* [Work order]: Nothing but a number is wanted: the count of lines in the records below that include "folder".

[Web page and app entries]
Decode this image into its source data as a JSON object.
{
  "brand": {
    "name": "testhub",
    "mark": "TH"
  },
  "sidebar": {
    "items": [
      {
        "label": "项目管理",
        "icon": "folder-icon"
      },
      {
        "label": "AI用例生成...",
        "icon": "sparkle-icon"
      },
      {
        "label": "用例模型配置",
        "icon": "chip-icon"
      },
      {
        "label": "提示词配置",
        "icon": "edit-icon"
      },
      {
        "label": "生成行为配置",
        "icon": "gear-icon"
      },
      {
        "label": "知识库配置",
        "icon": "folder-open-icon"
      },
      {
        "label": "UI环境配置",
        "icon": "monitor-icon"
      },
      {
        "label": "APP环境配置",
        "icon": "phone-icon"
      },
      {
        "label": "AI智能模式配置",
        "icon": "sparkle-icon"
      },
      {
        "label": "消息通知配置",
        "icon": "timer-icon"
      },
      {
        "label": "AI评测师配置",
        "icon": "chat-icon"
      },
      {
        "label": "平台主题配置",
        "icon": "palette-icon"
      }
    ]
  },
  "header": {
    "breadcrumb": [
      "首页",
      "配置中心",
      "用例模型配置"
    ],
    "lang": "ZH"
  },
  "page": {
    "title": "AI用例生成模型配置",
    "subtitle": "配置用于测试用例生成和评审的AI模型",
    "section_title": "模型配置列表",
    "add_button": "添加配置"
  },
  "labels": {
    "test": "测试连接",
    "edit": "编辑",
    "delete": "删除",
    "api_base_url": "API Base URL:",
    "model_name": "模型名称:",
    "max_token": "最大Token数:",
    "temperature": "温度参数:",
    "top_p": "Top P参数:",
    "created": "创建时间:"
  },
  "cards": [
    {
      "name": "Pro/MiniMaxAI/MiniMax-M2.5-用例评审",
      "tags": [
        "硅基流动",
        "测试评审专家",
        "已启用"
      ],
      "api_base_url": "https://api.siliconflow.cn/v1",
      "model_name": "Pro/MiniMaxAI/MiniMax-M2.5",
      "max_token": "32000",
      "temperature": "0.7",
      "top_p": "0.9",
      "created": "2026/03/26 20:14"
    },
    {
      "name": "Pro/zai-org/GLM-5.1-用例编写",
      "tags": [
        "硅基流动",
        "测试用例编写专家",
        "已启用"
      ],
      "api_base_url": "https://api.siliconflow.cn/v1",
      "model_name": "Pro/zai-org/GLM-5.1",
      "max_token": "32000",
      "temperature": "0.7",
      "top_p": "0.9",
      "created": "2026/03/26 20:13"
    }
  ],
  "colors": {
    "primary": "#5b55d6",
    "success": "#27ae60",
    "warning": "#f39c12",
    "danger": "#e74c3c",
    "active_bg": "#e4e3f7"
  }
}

* [Result for this task]: 2